### The problem
Repeat every record exactly, but keep images out of the copy.

### Information given

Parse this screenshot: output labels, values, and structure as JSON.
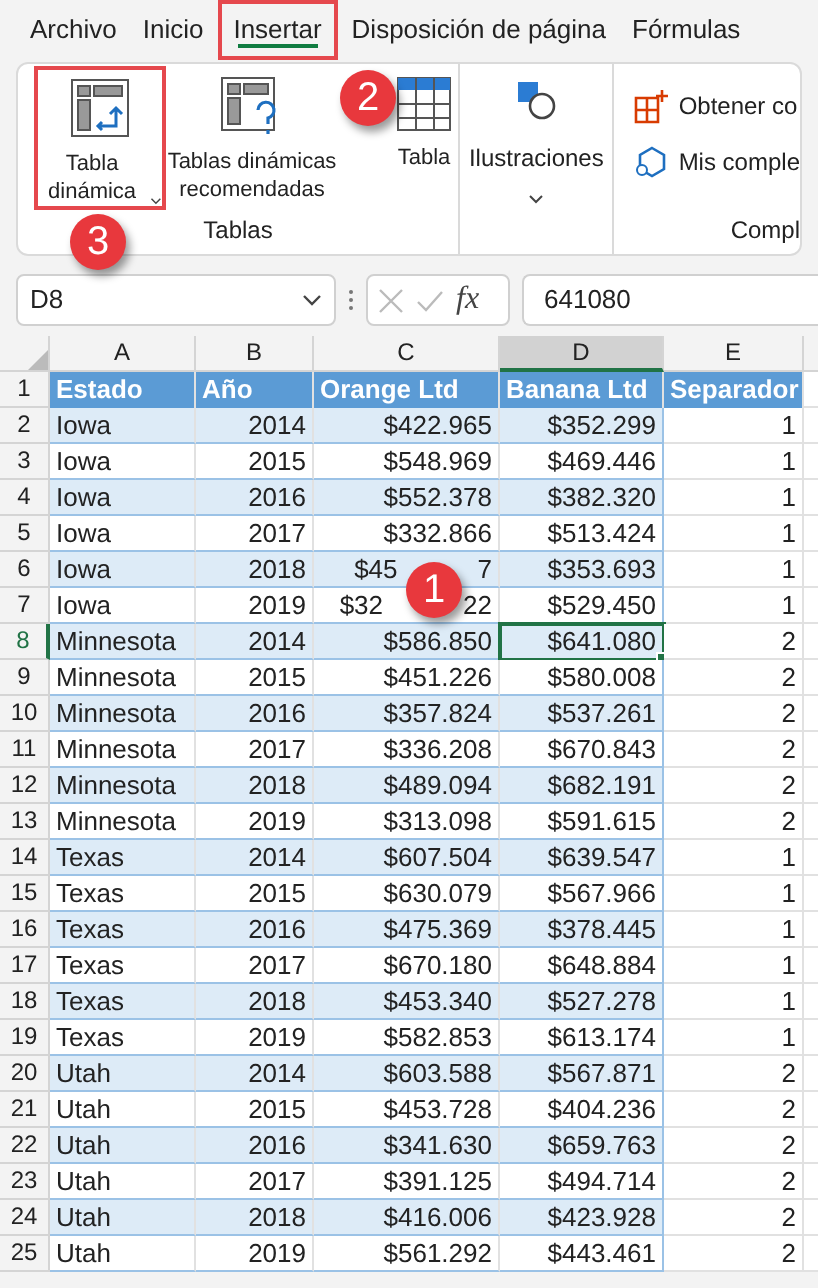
{
  "menu_tabs": [
    {
      "label": "Archivo",
      "selected": false
    },
    {
      "label": "Inicio",
      "selected": false
    },
    {
      "label": "Insertar",
      "selected": true
    },
    {
      "label": "Disposición de página",
      "selected": false
    },
    {
      "label": "Fórmulas",
      "selected": false
    }
  ],
  "ribbon": {
    "groups": [
      {
        "label": "Tablas",
        "buttons": [
          {
            "kind": "pivot",
            "label": "Tabla dinámica",
            "caret": true
          },
          {
            "kind": "recommended",
            "label": "Tablas dinámicas recomendadas",
            "caret": false
          },
          {
            "kind": "table",
            "label": "Tabla",
            "caret": false
          }
        ]
      },
      {
        "buttons": [
          {
            "kind": "shapes",
            "label": "Ilustraciones",
            "caret": true
          }
        ]
      },
      {
        "label": "Compl",
        "buttons": [
          {
            "kind": "get",
            "label": "Obtener co",
            "caret": false
          },
          {
            "kind": "addins",
            "label": "Mis comple",
            "caret": false
          }
        ]
      }
    ]
  },
  "formula_bar": {
    "name_box": "D8",
    "fx_label": "fx",
    "value": "641080"
  },
  "columns": [
    {
      "label": "A",
      "selected": false
    },
    {
      "label": "B",
      "selected": false
    },
    {
      "label": "C",
      "selected": false
    },
    {
      "label": "D",
      "selected": true
    },
    {
      "label": "E",
      "selected": false
    }
  ],
  "rows": [
    {
      "number": "1",
      "selected": false,
      "cells": [
        "Estado",
        "Año",
        "Orange Ltd",
        "Banana Ltd",
        "Separador"
      ]
    },
    {
      "number": "2",
      "selected": false,
      "cells": [
        "Iowa",
        "2014",
        "$422.965",
        "$352.299",
        "1"
      ]
    },
    {
      "number": "3",
      "selected": false,
      "cells": [
        "Iowa",
        "2015",
        "$548.969",
        "$469.446",
        "1"
      ]
    },
    {
      "number": "4",
      "selected": false,
      "cells": [
        "Iowa",
        "2016",
        "$552.378",
        "$382.320",
        "1"
      ]
    },
    {
      "number": "5",
      "selected": false,
      "cells": [
        "Iowa",
        "2017",
        "$332.866",
        "$513.424",
        "1"
      ]
    },
    {
      "number": "6",
      "selected": false,
      "cells": [
        "Iowa",
        "2018",
        [
          "$45",
          "7"
        ],
        "$353.693",
        "1"
      ]
    },
    {
      "number": "7",
      "selected": false,
      "cells": [
        "Iowa",
        "2019",
        [
          "$32",
          "22"
        ],
        "$529.450",
        "1"
      ]
    },
    {
      "number": "8",
      "selected": true,
      "cells": [
        "Minnesota",
        "2014",
        "$586.850",
        "$641.080",
        "2"
      ]
    },
    {
      "number": "9",
      "selected": false,
      "cells": [
        "Minnesota",
        "2015",
        "$451.226",
        "$580.008",
        "2"
      ]
    },
    {
      "number": "10",
      "selected": false,
      "cells": [
        "Minnesota",
        "2016",
        "$357.824",
        "$537.261",
        "2"
      ]
    },
    {
      "number": "11",
      "selected": false,
      "cells": [
        "Minnesota",
        "2017",
        "$336.208",
        "$670.843",
        "2"
      ]
    },
    {
      "number": "12",
      "selected": false,
      "cells": [
        "Minnesota",
        "2018",
        "$489.094",
        "$682.191",
        "2"
      ]
    },
    {
      "number": "13",
      "selected": false,
      "cells": [
        "Minnesota",
        "2019",
        "$313.098",
        "$591.615",
        "2"
      ]
    },
    {
      "number": "14",
      "selected": false,
      "cells": [
        "Texas",
        "2014",
        "$607.504",
        "$639.547",
        "1"
      ]
    },
    {
      "number": "15",
      "selected": false,
      "cells": [
        "Texas",
        "2015",
        "$630.079",
        "$567.966",
        "1"
      ]
    },
    {
      "number": "16",
      "selected": false,
      "cells": [
        "Texas",
        "2016",
        "$475.369",
        "$378.445",
        "1"
      ]
    },
    {
      "number": "17",
      "selected": false,
      "cells": [
        "Texas",
        "2017",
        "$670.180",
        "$648.884",
        "1"
      ]
    },
    {
      "number": "18",
      "selected": false,
      "cells": [
        "Texas",
        "2018",
        "$453.340",
        "$527.278",
        "1"
      ]
    },
    {
      "number": "19",
      "selected": false,
      "cells": [
        "Texas",
        "2019",
        "$582.853",
        "$613.174",
        "1"
      ]
    },
    {
      "number": "20",
      "selected": false,
      "cells": [
        "Utah",
        "2014",
        "$603.588",
        "$567.871",
        "2"
      ]
    },
    {
      "number": "21",
      "selected": false,
      "cells": [
        "Utah",
        "2015",
        "$453.728",
        "$404.236",
        "2"
      ]
    },
    {
      "number": "22",
      "selected": false,
      "cells": [
        "Utah",
        "2016",
        "$341.630",
        "$659.763",
        "2"
      ]
    },
    {
      "number": "23",
      "selected": false,
      "cells": [
        "Utah",
        "2017",
        "$391.125",
        "$494.714",
        "2"
      ]
    },
    {
      "number": "24",
      "selected": false,
      "cells": [
        "Utah",
        "2018",
        "$416.006",
        "$423.928",
        "2"
      ]
    },
    {
      "number": "25",
      "selected": false,
      "cells": [
        "Utah",
        "2019",
        "$561.292",
        "$443.461",
        "2"
      ]
    }
  ],
  "callouts": [
    {
      "label": "1",
      "kind": "grid"
    },
    {
      "label": "2",
      "kind": "tab"
    },
    {
      "label": "3",
      "kind": "button"
    }
  ]
}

### Result
Parse this screenshot: output labels, values, and structure as JSON.
{
  "menu_tabs": [
    {
      "label": "Archivo",
      "selected": false
    },
    {
      "label": "Inicio",
      "selected": false
    },
    {
      "label": "Insertar",
      "selected": true
    },
    {
      "label": "Disposición de página",
      "selected": false
    },
    {
      "label": "Fórmulas",
      "selected": false
    }
  ],
  "ribbon": {
    "groups": [
      {
        "label": "Tablas",
        "buttons": [
          {
            "kind": "pivot",
            "label": "Tabla dinámica",
            "caret": true
          },
          {
            "kind": "recommended",
            "label": "Tablas dinámicas recomendadas",
            "caret": false
          },
          {
            "kind": "table",
            "label": "Tabla",
            "caret": false
          }
        ]
      },
      {
        "buttons": [
          {
            "kind": "shapes",
            "label": "Ilustraciones",
            "caret": true
          }
        ]
      },
      {
        "label": "Compl",
        "buttons": [
          {
            "kind": "get",
            "label": "Obtener co",
            "caret": false
          },
          {
            "kind": "addins",
            "label": "Mis comple",
            "caret": false
          }
        ]
      }
    ]
  },
  "formula_bar": {
    "name_box": "D8",
    "fx_label": "fx",
    "value": "641080"
  },
  "columns": [
    {
      "label": "A",
      "selected": false
    },
    {
      "label": "B",
      "selected": false
    },
    {
      "label": "C",
      "selected": false
    },
    {
      "label": "D",
      "selected": true
    },
    {
      "label": "E",
      "selected": false
    }
  ],
  "rows": [
    {
      "number": "1",
      "selected": false,
      "cells": [
        "Estado",
        "Año",
        "Orange Ltd",
        "Banana Ltd",
        "Separador"
      ]
    },
    {
      "number": "2",
      "selected": false,
      "cells": [
        "Iowa",
        "2014",
        "$422.965",
        "$352.299",
        "1"
      ]
    },
    {
      "number": "3",
      "selected": false,
      "cells": [
        "Iowa",
        "2015",
        "$548.969",
        "$469.446",
        "1"
      ]
    },
    {
      "number": "4",
      "selected": false,
      "cells": [
        "Iowa",
        "2016",
        "$552.378",
        "$382.320",
        "1"
      ]
    },
    {
      "number": "5",
      "selected": false,
      "cells": [
        "Iowa",
        "2017",
        "$332.866",
        "$513.424",
        "1"
      ]
    },
    {
      "number": "6",
      "selected": false,
      "cells": [
        "Iowa",
        "2018",
        [
          "$45",
          "7"
        ],
        "$353.693",
        "1"
      ]
    },
    {
      "number": "7",
      "selected": false,
      "cells": [
        "Iowa",
        "2019",
        [
          "$32",
          "22"
        ],
        "$529.450",
        "1"
      ]
    },
    {
      "number": "8",
      "selected": true,
      "cells": [
        "Minnesota",
        "2014",
        "$586.850",
        "$641.080",
        "2"
      ]
    },
    {
      "number": "9",
      "selected": false,
      "cells": [
        "Minnesota",
        "2015",
        "$451.226",
        "$580.008",
        "2"
      ]
    },
    {
      "number": "10",
      "selected": false,
      "cells": [
        "Minnesota",
        "2016",
        "$357.824",
        "$537.261",
        "2"
      ]
    },
    {
      "number": "11",
      "selected": false,
      "cells": [
        "Minnesota",
        "2017",
        "$336.208",
        "$670.843",
        "2"
      ]
    },
    {
      "number": "12",
      "selected": false,
      "cells": [
        "Minnesota",
        "2018",
        "$489.094",
        "$682.191",
        "2"
      ]
    },
    {
      "number": "13",
      "selected": false,
      "cells": [
        "Minnesota",
        "2019",
        "$313.098",
        "$591.615",
        "2"
      ]
    },
    {
      "number": "14",
      "selected": false,
      "cells": [
        "Texas",
        "2014",
        "$607.504",
        "$639.547",
        "1"
      ]
    },
    {
      "number": "15",
      "selected": false,
      "cells": [
        "Texas",
        "2015",
        "$630.079",
        "$567.966",
        "1"
      ]
    },
    {
      "number": "16",
      "selected": false,
      "cells": [
        "Texas",
        "2016",
        "$475.369",
        "$378.445",
        "1"
      ]
    },
    {
      "number": "17",
      "selected": false,
      "cells": [
        "Texas",
        "2017",
        "$670.180",
        "$648.884",
        "1"
      ]
    },
    {
      "number": "18",
      "selected": false,
      "cells": [
        "Texas",
        "2018",
        "$453.340",
        "$527.278",
        "1"
      ]
    },
    {
      "number": "19",
      "selected": false,
      "cells": [
        "Texas",
        "2019",
        "$582.853",
        "$613.174",
        "1"
      ]
    },
    {
      "number": "20",
      "selected": false,
      "cells": [
        "Utah",
        "2014",
        "$603.588",
        "$567.871",
        "2"
      ]
    },
    {
      "number": "21",
      "selected": false,
      "cells": [
        "Utah",
        "2015",
        "$453.728",
        "$404.236",
        "2"
      ]
    },
    {
      "number": "22",
      "selected": false,
      "cells": [
        "Utah",
        "2016",
        "$341.630",
        "$659.763",
        "2"
      ]
    },
    {
      "number": "23",
      "selected": false,
      "cells": [
        "Utah",
        "2017",
        "$391.125",
        "$494.714",
        "2"
      ]
    },
    {
      "number": "24",
      "selected": false,
      "cells": [
        "Utah",
        "2018",
        "$416.006",
        "$423.928",
        "2"
      ]
    },
    {
      "number": "25",
      "selected": false,
      "cells": [
        "Utah",
        "2019",
        "$561.292",
        "$443.461",
        "2"
      ]
    }
  ],
  "callouts": [
    {
      "label": "1",
      "kind": "grid"
    },
    {
      "label": "2",
      "kind": "tab"
    },
    {
      "label": "3",
      "kind": "button"
    }
  ]
}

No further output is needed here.